COP27 has been and gone but did anyone notice?
Even Rishi Sunak wasn’t originally going until shamed into it. I struggle to recall though what he actually did there other than show face, which may explain his original reluctance. Other international leaders equally seemed to simply jet in and jet out. All very cynical and all highly hypocritical.
It simply seemed an extension of COP26 with just a change of venue from rainy Glasgow to sunny Sharm el-Sheikh. Covid delayed COP26 and I know it has often seemed to make time stand still through the lockdowns. But what has changed a year on from the hand-wringing in Glasgow, where little was achieved?
There were a few new faces like the latest UK premier, but it was still the ‘same old, same old’ as hard decisions were avoided, and a gloss was put on what little gains that were made. For sure, there was a commitment to a loss and damage fund. That can only be a good thing and it’s been decades in the making.
But payments in will be fraught and payments out will be nowhere near adequate. We’re really not much further forward and with war in Ukraine and an energy crisis causing a rush back to fossil fuels, there’s a real danger we’re going backwards.
More worryingly, I was listening to a podcast explaining that whilst politicians may be failing to act the military are preparing. They know what’s coming and with hurricanes having devastated US Air Force Base MacDill in Florida, lessons are being learned.

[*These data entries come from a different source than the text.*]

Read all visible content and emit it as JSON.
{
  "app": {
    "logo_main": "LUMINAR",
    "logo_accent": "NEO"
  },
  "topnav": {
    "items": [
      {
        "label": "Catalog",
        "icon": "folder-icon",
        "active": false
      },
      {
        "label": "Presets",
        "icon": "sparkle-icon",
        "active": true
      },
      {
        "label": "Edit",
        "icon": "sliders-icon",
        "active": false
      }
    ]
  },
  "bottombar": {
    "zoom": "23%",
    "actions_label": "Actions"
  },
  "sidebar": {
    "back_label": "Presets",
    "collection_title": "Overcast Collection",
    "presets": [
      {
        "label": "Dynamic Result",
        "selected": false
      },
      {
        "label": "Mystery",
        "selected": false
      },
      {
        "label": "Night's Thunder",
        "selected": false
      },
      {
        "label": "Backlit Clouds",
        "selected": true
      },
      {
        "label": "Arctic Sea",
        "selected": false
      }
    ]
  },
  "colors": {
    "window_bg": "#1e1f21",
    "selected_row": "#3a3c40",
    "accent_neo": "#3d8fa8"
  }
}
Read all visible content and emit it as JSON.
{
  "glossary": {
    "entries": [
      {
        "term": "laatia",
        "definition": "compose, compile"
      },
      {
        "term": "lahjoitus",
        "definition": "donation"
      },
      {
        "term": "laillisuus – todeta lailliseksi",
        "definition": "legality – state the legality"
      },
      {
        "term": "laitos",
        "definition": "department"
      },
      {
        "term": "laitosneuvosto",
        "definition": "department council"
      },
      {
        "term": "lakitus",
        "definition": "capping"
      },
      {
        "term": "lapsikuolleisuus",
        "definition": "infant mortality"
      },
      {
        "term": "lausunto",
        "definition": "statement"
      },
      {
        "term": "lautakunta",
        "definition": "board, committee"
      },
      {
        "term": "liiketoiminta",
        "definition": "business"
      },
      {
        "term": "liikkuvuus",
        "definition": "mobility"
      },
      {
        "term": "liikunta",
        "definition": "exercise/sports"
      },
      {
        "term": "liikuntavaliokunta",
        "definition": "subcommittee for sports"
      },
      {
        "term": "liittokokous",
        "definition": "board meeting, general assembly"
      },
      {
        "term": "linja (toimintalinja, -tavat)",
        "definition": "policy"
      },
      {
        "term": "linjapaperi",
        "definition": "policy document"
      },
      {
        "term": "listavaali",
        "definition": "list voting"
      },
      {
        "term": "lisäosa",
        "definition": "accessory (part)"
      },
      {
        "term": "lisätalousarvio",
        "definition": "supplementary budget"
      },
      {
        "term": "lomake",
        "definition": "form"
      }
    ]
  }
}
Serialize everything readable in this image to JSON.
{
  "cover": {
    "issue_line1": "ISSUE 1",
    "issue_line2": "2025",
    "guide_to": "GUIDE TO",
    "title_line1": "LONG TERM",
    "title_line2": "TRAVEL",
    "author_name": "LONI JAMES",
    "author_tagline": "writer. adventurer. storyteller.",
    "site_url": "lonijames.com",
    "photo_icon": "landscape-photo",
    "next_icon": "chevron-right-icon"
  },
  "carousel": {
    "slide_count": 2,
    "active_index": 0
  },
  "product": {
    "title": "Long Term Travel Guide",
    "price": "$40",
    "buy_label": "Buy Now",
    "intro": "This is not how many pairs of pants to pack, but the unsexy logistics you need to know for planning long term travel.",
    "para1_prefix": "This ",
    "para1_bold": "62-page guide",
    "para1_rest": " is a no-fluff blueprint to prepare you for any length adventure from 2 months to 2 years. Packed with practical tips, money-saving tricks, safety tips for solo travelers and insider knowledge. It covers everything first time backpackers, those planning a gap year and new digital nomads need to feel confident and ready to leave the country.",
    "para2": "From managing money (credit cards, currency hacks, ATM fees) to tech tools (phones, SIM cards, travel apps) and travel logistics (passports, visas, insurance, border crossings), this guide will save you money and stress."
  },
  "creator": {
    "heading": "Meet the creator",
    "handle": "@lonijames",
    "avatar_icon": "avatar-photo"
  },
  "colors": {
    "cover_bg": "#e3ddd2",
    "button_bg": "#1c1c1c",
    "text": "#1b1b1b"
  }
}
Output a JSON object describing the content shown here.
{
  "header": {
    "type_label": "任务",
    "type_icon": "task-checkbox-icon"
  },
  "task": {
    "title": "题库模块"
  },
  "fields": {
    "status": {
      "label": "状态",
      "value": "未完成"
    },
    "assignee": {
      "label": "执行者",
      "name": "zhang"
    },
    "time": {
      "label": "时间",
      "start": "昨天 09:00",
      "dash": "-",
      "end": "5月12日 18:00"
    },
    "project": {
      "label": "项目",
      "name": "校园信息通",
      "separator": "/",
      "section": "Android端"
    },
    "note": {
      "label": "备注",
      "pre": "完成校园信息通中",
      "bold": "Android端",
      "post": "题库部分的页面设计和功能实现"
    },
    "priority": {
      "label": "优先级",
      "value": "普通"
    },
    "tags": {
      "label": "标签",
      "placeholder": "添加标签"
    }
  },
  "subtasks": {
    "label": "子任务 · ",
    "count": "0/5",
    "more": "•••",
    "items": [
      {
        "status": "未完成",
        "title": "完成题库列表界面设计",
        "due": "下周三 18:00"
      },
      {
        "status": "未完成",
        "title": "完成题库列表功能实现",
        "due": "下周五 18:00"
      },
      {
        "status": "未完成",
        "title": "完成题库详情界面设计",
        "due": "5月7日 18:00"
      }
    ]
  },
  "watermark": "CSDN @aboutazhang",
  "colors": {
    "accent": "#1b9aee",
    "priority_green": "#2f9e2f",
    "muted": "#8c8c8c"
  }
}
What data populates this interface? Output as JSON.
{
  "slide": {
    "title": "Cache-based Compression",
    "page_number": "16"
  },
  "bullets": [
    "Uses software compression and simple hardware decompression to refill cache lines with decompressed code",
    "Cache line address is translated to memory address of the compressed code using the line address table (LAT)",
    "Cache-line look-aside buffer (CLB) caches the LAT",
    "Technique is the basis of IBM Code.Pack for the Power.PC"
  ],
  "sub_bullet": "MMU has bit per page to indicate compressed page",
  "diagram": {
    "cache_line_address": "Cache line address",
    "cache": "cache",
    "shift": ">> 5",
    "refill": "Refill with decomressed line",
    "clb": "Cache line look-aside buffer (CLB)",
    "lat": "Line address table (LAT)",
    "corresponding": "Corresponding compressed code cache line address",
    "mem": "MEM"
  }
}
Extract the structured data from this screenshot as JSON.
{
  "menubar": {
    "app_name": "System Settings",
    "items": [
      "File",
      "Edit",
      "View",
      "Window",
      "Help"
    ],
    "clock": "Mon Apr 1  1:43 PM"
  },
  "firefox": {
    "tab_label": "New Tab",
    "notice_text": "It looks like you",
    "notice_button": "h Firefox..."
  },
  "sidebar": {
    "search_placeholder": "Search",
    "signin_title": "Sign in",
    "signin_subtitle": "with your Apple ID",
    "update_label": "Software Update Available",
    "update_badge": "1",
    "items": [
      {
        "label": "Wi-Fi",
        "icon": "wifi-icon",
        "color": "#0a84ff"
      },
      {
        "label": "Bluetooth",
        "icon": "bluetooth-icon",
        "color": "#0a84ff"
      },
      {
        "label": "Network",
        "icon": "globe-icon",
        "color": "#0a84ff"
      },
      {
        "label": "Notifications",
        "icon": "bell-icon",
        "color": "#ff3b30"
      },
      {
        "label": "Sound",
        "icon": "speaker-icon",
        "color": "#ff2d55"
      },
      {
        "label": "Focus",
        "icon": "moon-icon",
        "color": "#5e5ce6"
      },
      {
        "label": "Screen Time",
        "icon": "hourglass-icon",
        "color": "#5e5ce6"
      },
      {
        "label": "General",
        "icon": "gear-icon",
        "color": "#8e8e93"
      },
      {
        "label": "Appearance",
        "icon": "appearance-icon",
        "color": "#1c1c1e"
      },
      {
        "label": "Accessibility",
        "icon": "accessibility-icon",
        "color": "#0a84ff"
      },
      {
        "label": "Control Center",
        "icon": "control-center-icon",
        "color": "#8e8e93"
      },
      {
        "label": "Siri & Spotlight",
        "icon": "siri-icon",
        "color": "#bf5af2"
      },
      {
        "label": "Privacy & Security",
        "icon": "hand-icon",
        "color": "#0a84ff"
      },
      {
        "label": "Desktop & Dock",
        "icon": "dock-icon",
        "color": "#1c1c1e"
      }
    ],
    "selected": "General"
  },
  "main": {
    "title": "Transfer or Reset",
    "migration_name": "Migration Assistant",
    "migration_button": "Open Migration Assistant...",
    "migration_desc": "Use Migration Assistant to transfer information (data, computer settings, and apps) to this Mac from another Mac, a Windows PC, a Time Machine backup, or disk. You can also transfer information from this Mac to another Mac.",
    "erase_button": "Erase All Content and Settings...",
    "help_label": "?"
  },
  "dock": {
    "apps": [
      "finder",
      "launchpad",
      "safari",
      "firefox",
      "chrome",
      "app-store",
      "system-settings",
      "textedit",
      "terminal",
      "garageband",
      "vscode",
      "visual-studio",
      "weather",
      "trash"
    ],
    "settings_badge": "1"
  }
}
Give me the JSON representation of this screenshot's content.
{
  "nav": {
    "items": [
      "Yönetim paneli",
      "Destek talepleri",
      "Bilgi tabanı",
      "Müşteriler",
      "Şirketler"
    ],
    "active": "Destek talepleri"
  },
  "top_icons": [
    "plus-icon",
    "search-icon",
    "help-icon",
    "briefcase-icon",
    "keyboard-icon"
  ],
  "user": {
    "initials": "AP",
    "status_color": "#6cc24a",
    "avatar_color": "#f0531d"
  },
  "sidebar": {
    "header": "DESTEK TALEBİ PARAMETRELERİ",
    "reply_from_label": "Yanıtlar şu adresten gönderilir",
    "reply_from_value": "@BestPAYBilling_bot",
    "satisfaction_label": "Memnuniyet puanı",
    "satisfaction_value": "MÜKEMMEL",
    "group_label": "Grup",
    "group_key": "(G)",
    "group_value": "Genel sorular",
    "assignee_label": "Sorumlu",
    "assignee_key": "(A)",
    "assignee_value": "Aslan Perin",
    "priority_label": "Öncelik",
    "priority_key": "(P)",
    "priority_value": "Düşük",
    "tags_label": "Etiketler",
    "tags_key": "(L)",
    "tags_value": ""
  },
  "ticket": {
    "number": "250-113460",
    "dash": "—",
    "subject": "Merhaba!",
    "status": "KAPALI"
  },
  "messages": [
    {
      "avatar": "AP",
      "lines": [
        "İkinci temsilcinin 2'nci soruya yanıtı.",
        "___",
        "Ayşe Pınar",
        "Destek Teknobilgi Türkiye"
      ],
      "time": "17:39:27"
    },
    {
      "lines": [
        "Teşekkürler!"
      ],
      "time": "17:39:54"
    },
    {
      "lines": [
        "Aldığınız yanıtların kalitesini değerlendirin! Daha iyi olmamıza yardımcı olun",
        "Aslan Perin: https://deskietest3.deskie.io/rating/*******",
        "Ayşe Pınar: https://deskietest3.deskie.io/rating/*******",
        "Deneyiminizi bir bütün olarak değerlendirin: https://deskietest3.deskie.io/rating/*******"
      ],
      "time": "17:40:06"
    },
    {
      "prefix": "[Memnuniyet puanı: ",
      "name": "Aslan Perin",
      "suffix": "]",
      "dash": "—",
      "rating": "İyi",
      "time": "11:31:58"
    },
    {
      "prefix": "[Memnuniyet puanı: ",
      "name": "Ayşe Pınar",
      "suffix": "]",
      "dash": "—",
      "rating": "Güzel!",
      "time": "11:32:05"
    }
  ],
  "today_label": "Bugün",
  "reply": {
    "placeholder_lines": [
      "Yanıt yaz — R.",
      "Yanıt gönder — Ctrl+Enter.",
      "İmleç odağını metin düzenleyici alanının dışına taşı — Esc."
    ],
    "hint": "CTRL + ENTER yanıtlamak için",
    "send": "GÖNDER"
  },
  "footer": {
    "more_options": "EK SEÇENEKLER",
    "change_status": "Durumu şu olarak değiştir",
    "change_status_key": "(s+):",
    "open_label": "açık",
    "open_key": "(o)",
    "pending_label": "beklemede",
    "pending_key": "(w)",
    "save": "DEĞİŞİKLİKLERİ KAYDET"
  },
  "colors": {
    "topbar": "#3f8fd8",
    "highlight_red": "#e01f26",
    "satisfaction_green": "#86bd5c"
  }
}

Naval dry docks for nuclear-powered ships are being moved or raised to address storm surges, as well as rising sea levels. Other services are similarly adjusting and preparing.
But not just in terms of infrastructure. Discussions about potential military reactions to the environmental catastrophes that are coming was truly frightening. For sure some humanitarian aid would be provided, but scenario planning for major refugee crises is apocalyptic and frankly horrific.
COP27, like COP26, was a cop-out. We’re sleepwalking to disaster, even if the military are wide awake. That strategy might save some of humankind but at the cost of our very humanity.